[[ Data listing, beginning ]]
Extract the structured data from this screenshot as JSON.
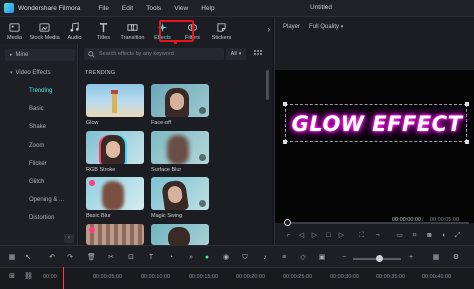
{
  "app": {
    "name": "Wondershare Filmora",
    "document_title": "Untitled"
  },
  "menu": [
    "File",
    "Edit",
    "Tools",
    "View",
    "Help"
  ],
  "tabs": [
    {
      "label": "Media",
      "icon": "media-icon"
    },
    {
      "label": "Stock Media",
      "icon": "stock-media-icon"
    },
    {
      "label": "Audio",
      "icon": "audio-icon"
    },
    {
      "label": "Titles",
      "icon": "titles-icon"
    },
    {
      "label": "Transition",
      "icon": "transition-icon"
    },
    {
      "label": "Effects",
      "icon": "effects-icon",
      "active": true
    },
    {
      "label": "Filters",
      "icon": "filters-icon"
    },
    {
      "label": "Stickers",
      "icon": "stickers-icon"
    }
  ],
  "sidebar": {
    "items": [
      "Mine",
      "Video Effects",
      "Trending",
      "Basic",
      "Shake",
      "Zoom",
      "Flicker",
      "Glitch",
      "Opening & ...",
      "Distortion"
    ],
    "selected": "Trending"
  },
  "effects_panel": {
    "search_placeholder": "Search effects by any keyword",
    "filter_value": "All",
    "section": "TRENDING",
    "cards": [
      {
        "label": "Glow"
      },
      {
        "label": "Face-off"
      },
      {
        "label": "RGB Stroke"
      },
      {
        "label": "Surface Blur"
      },
      {
        "label": "Basic Blur"
      },
      {
        "label": "Magic Swing"
      }
    ]
  },
  "player": {
    "label": "Player",
    "quality": "Full Quality",
    "preview_text": "GLOW EFFECT",
    "current_time": "00:00:00:00",
    "separator": "/",
    "total_time": "00:00:05:00"
  },
  "ruler": {
    "ticks": [
      "00:00",
      "00:00:05:00",
      "00:00:10:00",
      "00:00:15:00",
      "00:00:20:00",
      "00:00:25:00",
      "00:00:30:00",
      "00:00:35:00",
      "00:00:40:00"
    ]
  },
  "colors": {
    "accent": "#4fe3e3",
    "highlight": "#e8141c",
    "glow": "#ff1fe6",
    "background": "#16181c"
  }
}
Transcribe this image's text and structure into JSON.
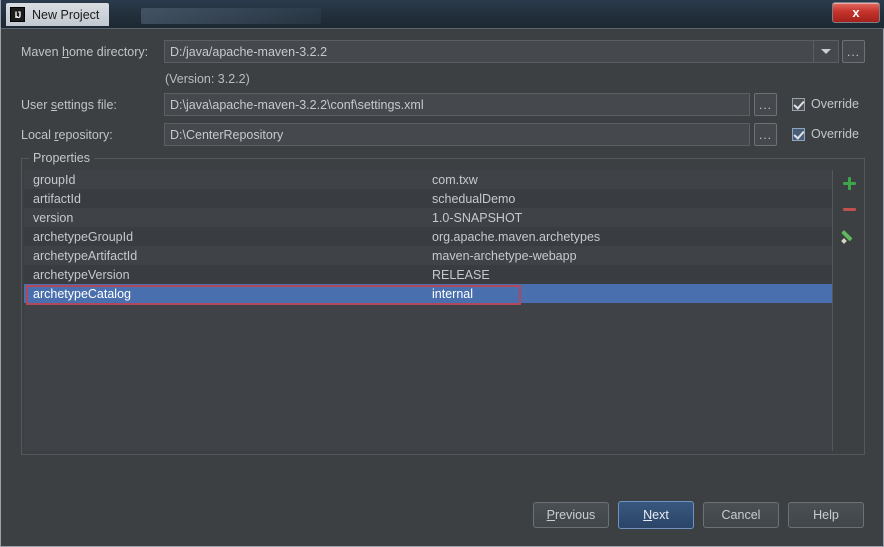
{
  "window": {
    "title": "New Project",
    "app_icon": "intellij-idea-icon",
    "close_label": "x"
  },
  "form": {
    "maven_home": {
      "label_pre": "Maven ",
      "label_mnemonic": "h",
      "label_post": "ome directory:",
      "value": "D:/java/apache-maven-3.2.2",
      "browse_label": "...",
      "dropdown_icon": "chevron-down-icon"
    },
    "version_note": "(Version: 3.2.2)",
    "user_settings": {
      "label_pre": "User ",
      "label_mnemonic": "s",
      "label_post": "ettings file:",
      "value": "D:\\java\\apache-maven-3.2.2\\conf\\settings.xml",
      "browse_label": "...",
      "override_label": "Override",
      "override_checked": true
    },
    "local_repository": {
      "label_pre": "Local ",
      "label_mnemonic": "r",
      "label_post": "epository:",
      "value": "D:\\CenterRepository",
      "browse_label": "...",
      "override_label": "Override",
      "override_checked": true
    }
  },
  "properties": {
    "group_title": "Properties",
    "rows": [
      {
        "key": "groupId",
        "value": "com.txw"
      },
      {
        "key": "artifactId",
        "value": "schedualDemo"
      },
      {
        "key": "version",
        "value": "1.0-SNAPSHOT"
      },
      {
        "key": "archetypeGroupId",
        "value": "org.apache.maven.archetypes"
      },
      {
        "key": "archetypeArtifactId",
        "value": "maven-archetype-webapp"
      },
      {
        "key": "archetypeVersion",
        "value": "RELEASE"
      },
      {
        "key": "archetypeCatalog",
        "value": "internal"
      }
    ],
    "selected_row_index": 6,
    "actions": [
      {
        "name": "add-property-button",
        "icon": "plus-icon"
      },
      {
        "name": "remove-property-button",
        "icon": "minus-icon"
      },
      {
        "name": "edit-property-button",
        "icon": "pencil-icon"
      }
    ]
  },
  "footer": {
    "previous": {
      "pre": "",
      "mnemonic": "P",
      "post": "revious"
    },
    "next": {
      "pre": "",
      "mnemonic": "N",
      "post": "ext"
    },
    "cancel": {
      "label": "Cancel"
    },
    "help": {
      "label": "Help"
    }
  },
  "colors": {
    "background": "#3c4043",
    "selection_blue": "#4a6fae",
    "annotation_red": "#b0475a",
    "default_button_blue": "#2b4468",
    "close_red": "#c5332b"
  }
}
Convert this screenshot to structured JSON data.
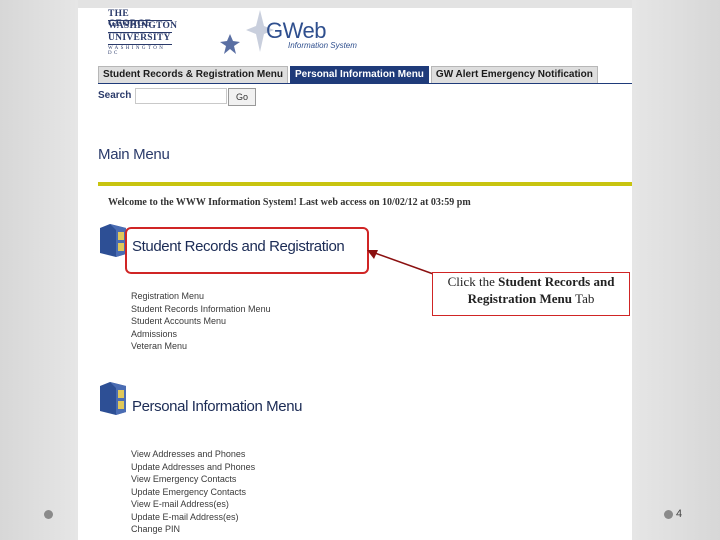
{
  "slide": {
    "page_number": "4"
  },
  "header": {
    "university_logo": [
      "THE GEORGE",
      "WASHINGTON",
      "UNIVERSITY",
      "WASHINGTON DC"
    ],
    "app_title": "GWeb",
    "app_subtitle": "Information System"
  },
  "tabs": [
    {
      "label": "Student Records & Registration Menu",
      "active": false
    },
    {
      "label": "Personal Information Menu",
      "active": true
    },
    {
      "label": "GW Alert Emergency Notification",
      "active": false
    }
  ],
  "search": {
    "label": "Search",
    "value": "",
    "button_label": "Go"
  },
  "main": {
    "title": "Main Menu",
    "welcome": "Welcome to the WWW Information System! Last web access on 10/02/12 at 03:59 pm"
  },
  "sections": [
    {
      "title": "Student Records and Registration",
      "items": [
        "Registration Menu",
        "Student Records Information Menu",
        "Student Accounts Menu",
        "Admissions",
        "Veteran Menu"
      ]
    },
    {
      "title": "Personal Information Menu",
      "items": [
        "View Addresses and Phones",
        "Update Addresses and Phones",
        "View Emergency Contacts",
        "Update Emergency Contacts",
        "View E-mail Address(es)",
        "Update E-mail Address(es)",
        "Change PIN"
      ]
    }
  ],
  "callout": {
    "prefix": "Click the ",
    "bold": "Student Records and Registration Menu",
    "suffix": " Tab"
  },
  "colors": {
    "accent": "#d02525",
    "nav": "#1f3b7a",
    "rule": "#c8c40f"
  }
}
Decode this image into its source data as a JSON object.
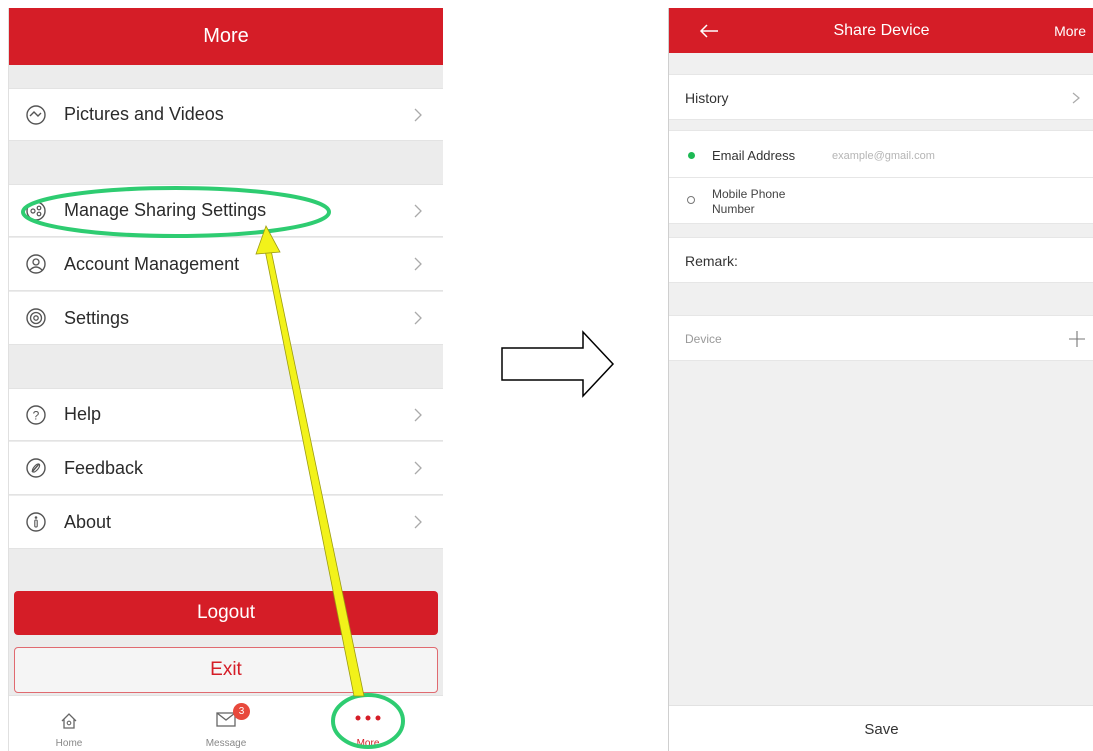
{
  "left": {
    "header_title": "More",
    "menu": [
      {
        "label": "Pictures and Videos",
        "icon": "pictures-icon"
      },
      {
        "label": "Manage Sharing Settings",
        "icon": "share-icon"
      },
      {
        "label": "Account Management",
        "icon": "account-icon"
      },
      {
        "label": "Settings",
        "icon": "settings-icon"
      },
      {
        "label": "Help",
        "icon": "help-icon"
      },
      {
        "label": "Feedback",
        "icon": "feedback-icon"
      },
      {
        "label": "About",
        "icon": "about-icon"
      }
    ],
    "logout_label": "Logout",
    "exit_label": "Exit",
    "tabs": [
      {
        "label": "Home",
        "icon": "home-icon"
      },
      {
        "label": "Message",
        "icon": "mail-icon",
        "badge": "3"
      },
      {
        "label": "More",
        "icon": "more-dots-icon"
      }
    ]
  },
  "right": {
    "header_title": "Share Device",
    "header_more": "More",
    "history_label": "History",
    "email_label": "Email Address",
    "email_placeholder": "example@gmail.com",
    "phone_label_line1": "Mobile Phone",
    "phone_label_line2": "Number",
    "remark_label": "Remark:",
    "device_label": "Device",
    "save_label": "Save"
  },
  "colors": {
    "brand_red": "#d51d27",
    "highlight_green": "#2ecc71",
    "pointer_yellow": "#f2f21a",
    "selected_radio": "#1db954"
  }
}
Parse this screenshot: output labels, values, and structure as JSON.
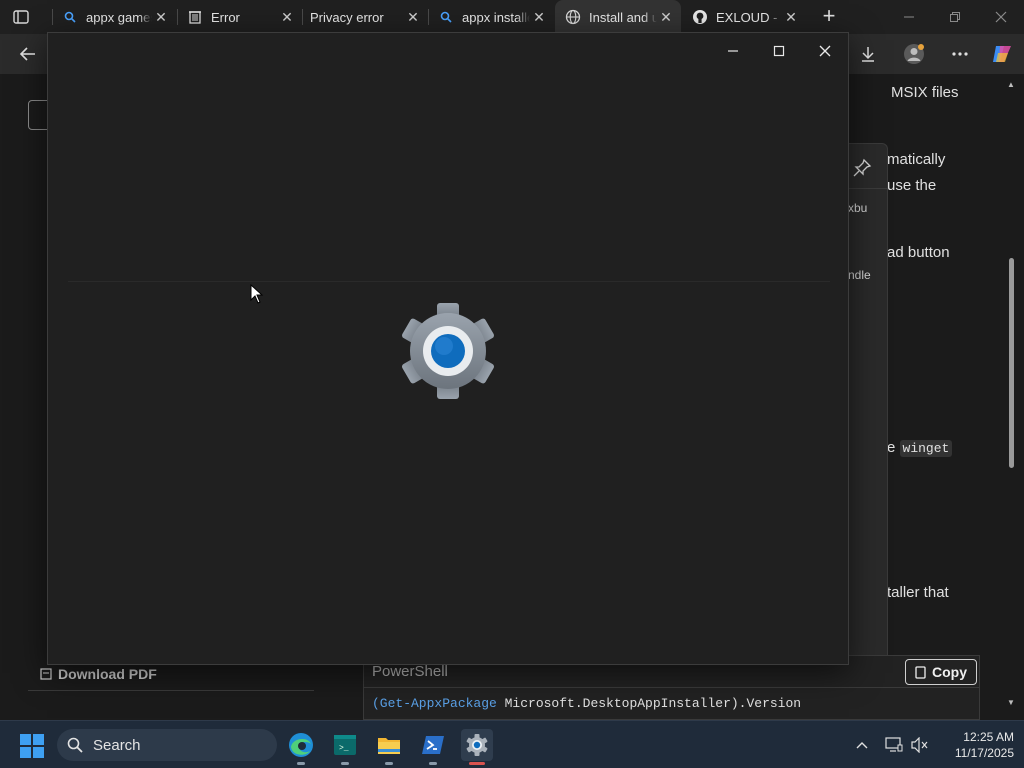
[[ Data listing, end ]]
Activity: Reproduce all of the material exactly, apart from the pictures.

Task solution:
Extract the structured data from this screenshot as JSON.
{
  "app": {
    "name": "Wondershare Filmora",
    "document_title": "Untitled"
  },
  "menu": [
    "File",
    "Edit",
    "Tools",
    "View",
    "Help"
  ],
  "tabs": [
    {
      "label": "Media",
      "icon": "media-icon"
    },
    {
      "label": "Stock Media",
      "icon": "stock-media-icon"
    },
    {
      "label": "Audio",
      "icon": "audio-icon"
    },
    {
      "label": "Titles",
      "icon": "titles-icon"
    },
    {
      "label": "Transition",
      "icon": "transition-icon"
    },
    {
      "label": "Effects",
      "icon": "effects-icon",
      "active": true
    },
    {
      "label": "Filters",
      "icon": "filters-icon"
    },
    {
      "label": "Stickers",
      "icon": "stickers-icon"
    }
  ],
  "sidebar": {
    "items": [
      "Mine",
      "Video Effects",
      "Trending",
      "Basic",
      "Shake",
      "Zoom",
      "Flicker",
      "Glitch",
      "Opening & ...",
      "Distortion"
    ],
    "selected": "Trending"
  },
  "effects_panel": {
    "search_placeholder": "Search effects by any keyword",
    "filter_value": "All",
    "section": "TRENDING",
    "cards": [
      {
        "label": "Glow"
      },
      {
        "label": "Face-off"
      },
      {
        "label": "RGB Stroke"
      },
      {
        "label": "Surface Blur"
      },
      {
        "label": "Basic Blur"
      },
      {
        "label": "Magic Swing"
      }
    ]
  },
  "player": {
    "label": "Player",
    "quality": "Full Quality",
    "preview_text": "GLOW EFFECT",
    "current_time": "00:00:00:00",
    "separator": "/",
    "total_time": "00:00:05:00"
  },
  "ruler": {
    "ticks": [
      "00:00",
      "00:00:05:00",
      "00:00:10:00",
      "00:00:15:00",
      "00:00:20:00",
      "00:00:25:00",
      "00:00:30:00",
      "00:00:35:00",
      "00:00:40:00"
    ]
  },
  "colors": {
    "accent": "#4fe3e3",
    "highlight": "#e8141c",
    "glow": "#ff1fe6",
    "background": "#16181c"
  }
}
Transcribe this image's text and structure into JSON.
{
  "window": {
    "title": "New Project",
    "app_icon": "intellij-idea-icon",
    "close_label": "x"
  },
  "form": {
    "maven_home": {
      "label_pre": "Maven ",
      "label_mnemonic": "h",
      "label_post": "ome directory:",
      "value": "D:/java/apache-maven-3.2.2",
      "browse_label": "...",
      "dropdown_icon": "chevron-down-icon"
    },
    "version_note": "(Version: 3.2.2)",
    "user_settings": {
      "label_pre": "User ",
      "label_mnemonic": "s",
      "label_post": "ettings file:",
      "value": "D:\\java\\apache-maven-3.2.2\\conf\\settings.xml",
      "browse_label": "...",
      "override_label": "Override",
      "override_checked": true
    },
    "local_repository": {
      "label_pre": "Local ",
      "label_mnemonic": "r",
      "label_post": "epository:",
      "value": "D:\\CenterRepository",
      "browse_label": "...",
      "override_label": "Override",
      "override_checked": true
    }
  },
  "properties": {
    "group_title": "Properties",
    "rows": [
      {
        "key": "groupId",
        "value": "com.txw"
      },
      {
        "key": "artifactId",
        "value": "schedualDemo"
      },
      {
        "key": "version",
        "value": "1.0-SNAPSHOT"
      },
      {
        "key": "archetypeGroupId",
        "value": "org.apache.maven.archetypes"
      },
      {
        "key": "archetypeArtifactId",
        "value": "maven-archetype-webapp"
      },
      {
        "key": "archetypeVersion",
        "value": "RELEASE"
      },
      {
        "key": "archetypeCatalog",
        "value": "internal"
      }
    ],
    "selected_row_index": 6,
    "actions": [
      {
        "name": "add-property-button",
        "icon": "plus-icon"
      },
      {
        "name": "remove-property-button",
        "icon": "minus-icon"
      },
      {
        "name": "edit-property-button",
        "icon": "pencil-icon"
      }
    ]
  },
  "footer": {
    "previous": {
      "pre": "",
      "mnemonic": "P",
      "post": "revious"
    },
    "next": {
      "pre": "",
      "mnemonic": "N",
      "post": "ext"
    },
    "cancel": {
      "label": "Cancel"
    },
    "help": {
      "label": "Help"
    }
  },
  "colors": {
    "background": "#3c4043",
    "selection_blue": "#4a6fae",
    "annotation_red": "#b0475a",
    "default_button_blue": "#2b4468",
    "close_red": "#c5332b"
  }
}
Convert this screenshot to structured JSON data.
{
  "slide": {
    "page_number": "4"
  },
  "header": {
    "university_logo": [
      "THE GEORGE",
      "WASHINGTON",
      "UNIVERSITY",
      "WASHINGTON DC"
    ],
    "app_title": "GWeb",
    "app_subtitle": "Information System"
  },
  "tabs": [
    {
      "label": "Student Records & Registration Menu",
      "active": false
    },
    {
      "label": "Personal Information Menu",
      "active": true
    },
    {
      "label": "GW Alert Emergency Notification",
      "active": false
    }
  ],
  "search": {
    "label": "Search",
    "value": "",
    "button_label": "Go"
  },
  "main": {
    "title": "Main Menu",
    "welcome": "Welcome to the WWW Information System! Last web access on 10/02/12 at 03:59 pm"
  },
  "sections": [
    {
      "title": "Student Records and Registration",
      "items": [
        "Registration Menu",
        "Student Records Information Menu",
        "Student Accounts Menu",
        "Admissions",
        "Veteran Menu"
      ]
    },
    {
      "title": "Personal Information Menu",
      "items": [
        "View Addresses and Phones",
        "Update Addresses and Phones",
        "View Emergency Contacts",
        "Update Emergency Contacts",
        "View E-mail Address(es)",
        "Update E-mail Address(es)",
        "Change PIN"
      ]
    }
  ],
  "callout": {
    "prefix": "Click the ",
    "bold": "Student Records and Registration Menu",
    "suffix": " Tab"
  },
  "colors": {
    "accent": "#d02525",
    "nav": "#1f3b7a",
    "rule": "#c8c40f"
  }
}
Decode this image into its source data as a JSON object.
{
  "left": {
    "header_title": "More",
    "menu": [
      {
        "label": "Pictures and Videos",
        "icon": "pictures-icon"
      },
      {
        "label": "Manage Sharing Settings",
        "icon": "share-icon"
      },
      {
        "label": "Account Management",
        "icon": "account-icon"
      },
      {
        "label": "Settings",
        "icon": "settings-icon"
      },
      {
        "label": "Help",
        "icon": "help-icon"
      },
      {
        "label": "Feedback",
        "icon": "feedback-icon"
      },
      {
        "label": "About",
        "icon": "about-icon"
      }
    ],
    "logout_label": "Logout",
    "exit_label": "Exit",
    "tabs": [
      {
        "label": "Home",
        "icon": "home-icon"
      },
      {
        "label": "Message",
        "icon": "mail-icon",
        "badge": "3"
      },
      {
        "label": "More",
        "icon": "more-dots-icon"
      }
    ]
  },
  "right": {
    "header_title": "Share Device",
    "header_more": "More",
    "history_label": "History",
    "email_label": "Email Address",
    "email_placeholder": "example@gmail.com",
    "phone_label_line1": "Mobile Phone",
    "phone_label_line2": "Number",
    "remark_label": "Remark:",
    "device_label": "Device",
    "save_label": "Save"
  },
  "colors": {
    "brand_red": "#d51d27",
    "highlight_green": "#2ecc71",
    "pointer_yellow": "#f2f21a",
    "selected_radio": "#1db954"
  }
}
Parse this screenshot: output labels, values, and structure as JSON.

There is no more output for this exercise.